With retention a top priority in an environment where organisations are still actively poaching top finance talent, more than three-in-five organisations (61%) plan to extend salary increases to finance staff in the coming year. Of those planning salary increases, almost one-quarter (22%) will extend increases to all finance employees while 39% say they will only offer salary increases to top performers.

While national wage growth is forecast at a stagnant 1.5% for the year ahead , Robert Half research reveals that the average increase for finance professionals expecting a salary increase is 5.6%, more than 4% above national wage growth.

Salary trends in 2021 for new employees

As uncertainty encourages many workers to stay with their existing employers, the reduced flow of foreign talent because of stricter visa requirements is also elevating competition for top talent.
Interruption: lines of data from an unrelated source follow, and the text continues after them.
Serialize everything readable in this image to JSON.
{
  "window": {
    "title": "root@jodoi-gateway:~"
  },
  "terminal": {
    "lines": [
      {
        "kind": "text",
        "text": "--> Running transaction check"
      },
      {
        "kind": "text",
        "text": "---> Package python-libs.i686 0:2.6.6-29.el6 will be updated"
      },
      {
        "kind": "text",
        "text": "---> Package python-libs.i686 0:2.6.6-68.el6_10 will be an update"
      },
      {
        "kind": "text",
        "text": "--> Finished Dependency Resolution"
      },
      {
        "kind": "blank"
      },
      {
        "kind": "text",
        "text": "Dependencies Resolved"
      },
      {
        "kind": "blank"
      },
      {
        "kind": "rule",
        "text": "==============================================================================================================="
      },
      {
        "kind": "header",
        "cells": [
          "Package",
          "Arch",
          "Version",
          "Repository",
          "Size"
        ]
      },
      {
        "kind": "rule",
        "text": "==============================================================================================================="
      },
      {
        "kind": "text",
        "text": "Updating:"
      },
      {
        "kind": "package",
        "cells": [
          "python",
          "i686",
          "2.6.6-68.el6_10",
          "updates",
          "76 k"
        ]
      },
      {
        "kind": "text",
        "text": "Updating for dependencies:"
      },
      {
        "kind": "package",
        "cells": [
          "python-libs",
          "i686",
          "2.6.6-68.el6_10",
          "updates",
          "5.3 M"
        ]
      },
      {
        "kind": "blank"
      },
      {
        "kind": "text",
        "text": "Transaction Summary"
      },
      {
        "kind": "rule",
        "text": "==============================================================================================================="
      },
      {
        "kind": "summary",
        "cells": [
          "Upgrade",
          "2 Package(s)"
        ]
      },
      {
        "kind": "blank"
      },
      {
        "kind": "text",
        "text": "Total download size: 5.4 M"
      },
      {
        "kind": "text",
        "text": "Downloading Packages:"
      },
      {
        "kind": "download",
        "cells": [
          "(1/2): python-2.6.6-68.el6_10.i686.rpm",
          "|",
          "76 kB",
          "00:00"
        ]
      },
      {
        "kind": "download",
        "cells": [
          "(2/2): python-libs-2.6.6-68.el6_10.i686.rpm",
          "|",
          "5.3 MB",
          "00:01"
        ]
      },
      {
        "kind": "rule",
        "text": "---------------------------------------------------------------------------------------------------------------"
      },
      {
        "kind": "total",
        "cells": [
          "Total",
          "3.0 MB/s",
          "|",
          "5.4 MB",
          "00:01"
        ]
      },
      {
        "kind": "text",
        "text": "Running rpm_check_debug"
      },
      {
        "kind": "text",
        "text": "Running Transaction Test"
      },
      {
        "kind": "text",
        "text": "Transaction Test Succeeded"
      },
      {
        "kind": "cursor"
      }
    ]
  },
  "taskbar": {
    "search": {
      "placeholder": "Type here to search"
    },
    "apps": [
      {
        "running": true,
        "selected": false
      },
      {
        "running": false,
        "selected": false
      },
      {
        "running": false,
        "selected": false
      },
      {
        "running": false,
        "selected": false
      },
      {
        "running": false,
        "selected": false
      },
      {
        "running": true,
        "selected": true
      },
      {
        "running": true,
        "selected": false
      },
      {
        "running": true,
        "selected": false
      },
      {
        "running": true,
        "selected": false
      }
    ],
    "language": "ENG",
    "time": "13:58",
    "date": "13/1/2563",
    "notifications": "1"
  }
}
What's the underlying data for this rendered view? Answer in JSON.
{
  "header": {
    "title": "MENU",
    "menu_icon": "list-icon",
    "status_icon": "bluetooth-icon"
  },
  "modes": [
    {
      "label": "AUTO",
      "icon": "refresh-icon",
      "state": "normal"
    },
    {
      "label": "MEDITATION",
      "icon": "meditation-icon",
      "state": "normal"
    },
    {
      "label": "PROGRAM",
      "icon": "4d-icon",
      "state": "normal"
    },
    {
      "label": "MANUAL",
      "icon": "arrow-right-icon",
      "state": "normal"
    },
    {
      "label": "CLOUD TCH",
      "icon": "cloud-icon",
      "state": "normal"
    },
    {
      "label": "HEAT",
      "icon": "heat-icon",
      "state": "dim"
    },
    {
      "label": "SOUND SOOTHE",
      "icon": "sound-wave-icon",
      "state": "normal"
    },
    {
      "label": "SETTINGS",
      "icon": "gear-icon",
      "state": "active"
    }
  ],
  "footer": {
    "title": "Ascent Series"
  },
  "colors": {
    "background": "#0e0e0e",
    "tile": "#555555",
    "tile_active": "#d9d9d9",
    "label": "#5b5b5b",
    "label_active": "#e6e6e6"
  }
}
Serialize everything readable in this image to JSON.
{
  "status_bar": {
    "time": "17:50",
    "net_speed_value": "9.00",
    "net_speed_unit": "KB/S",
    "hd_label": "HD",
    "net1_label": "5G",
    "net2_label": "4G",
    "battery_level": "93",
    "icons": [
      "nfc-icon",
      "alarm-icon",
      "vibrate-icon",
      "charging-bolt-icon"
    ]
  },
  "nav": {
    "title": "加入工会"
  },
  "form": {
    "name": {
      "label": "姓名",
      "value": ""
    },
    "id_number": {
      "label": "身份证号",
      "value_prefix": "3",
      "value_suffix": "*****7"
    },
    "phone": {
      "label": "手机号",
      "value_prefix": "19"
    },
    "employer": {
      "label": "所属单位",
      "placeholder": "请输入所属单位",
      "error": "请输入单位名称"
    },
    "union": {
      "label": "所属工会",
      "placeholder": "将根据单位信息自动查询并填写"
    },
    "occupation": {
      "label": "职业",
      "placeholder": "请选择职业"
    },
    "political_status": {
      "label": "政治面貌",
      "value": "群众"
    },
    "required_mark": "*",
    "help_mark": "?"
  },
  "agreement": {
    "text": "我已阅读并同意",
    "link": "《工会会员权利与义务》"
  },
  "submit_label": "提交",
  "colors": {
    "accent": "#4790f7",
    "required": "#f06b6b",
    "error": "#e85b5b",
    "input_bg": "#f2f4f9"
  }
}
Almost two-fifths (38%) believe it will be more challenging to find qualified employees compared to before the pandemic, emphasising the dual challenges of attraction and retention in the finance sector. To attract new talent in a skills-short market, nearly two-thirds (62%) of companies say they are willing to increase their initial salary offering to secure finance professionals. Of these, 29% say they will only increase salaries for top talent while 33% will increase salaries for all.

The financial employment landscape

Finance teams are key to navigating the ongoing impacts of COVID-19 with companies focussing on staff who have the skills to identify new commercial opportunities, drive operational efficiencies, and guide future business strategies. Demand for new finance staff is strong across many industries including manufacturing, property and real estate, financial services, retail, FMCG, and media and advertising.

According to Robert Half, the specialist skills within finance and accounting that are proving to be the most difficult to find amongst job candidates include business/financial analysis (26%), compliance (24%), financial planning and analysis (24%), risk (22%), and internal audit (22%). With limited supply and high demand in the market, these skillsets are well positioned to command highly competitive and even above-market salary offers from employers eager to secure their talent.

Alternative benefits to strengthen employee retention

Aside from salary, over one-third of CFOs are concerned that low employee morale (35%) and a dissatisfaction with corporate culture (36%) are hindering their company’s ability to retain key employees. Consequently, while remuneration remains a key component of staff satisfaction, three-fifths (61%) of CFOs are introducing new non-financial employee benefits to attract new hires going into 2021. Some of the top non-financial employee benefits include flexible work hours (32%), health insurance (29%), and permanent hybrid working arrangements (27%) – involving a mix of remote and in-office work hours. After a turbulent 2020, employees are also placing high value on company wellness initiatives (24%) such as mental health support, gym memberships, and financial counselling.

Experienced and skilled finance staff with data analysis and forecasting skills, as well as those with commercial and cash management capabilities, are some of the most valuable skillsets a company can have for navigating short-term disruption and achieving long-term growth. While remuneration remains a key component of attracting and retaining finance talent and there is a willingness to offer salary increases, given the current climate, not every company is positioned to engage in a bidding war for top talent as they recover from months of uncertainty,’ said David Jones, Senior Managing Director Asia Pacific in announcing Robert Half’s 2021 Salary Guide.

“Increased demand for finance skills will put more pressure on companies to increase remuneration while a competitive market and dwindling skills supply means finance professionals are becoming savvier about the market value of their skills – despite the stagnant wage climate. Consequently, finance leaders should build a robust and responsive recruitment strategy and be prepared to move quickly – negotiating using both financial and non-financial benefits. Companies that offer highly competitive salaries, flexibility, career development, job security, and a healthy work-life balance will be at an advantage,Jones concludes.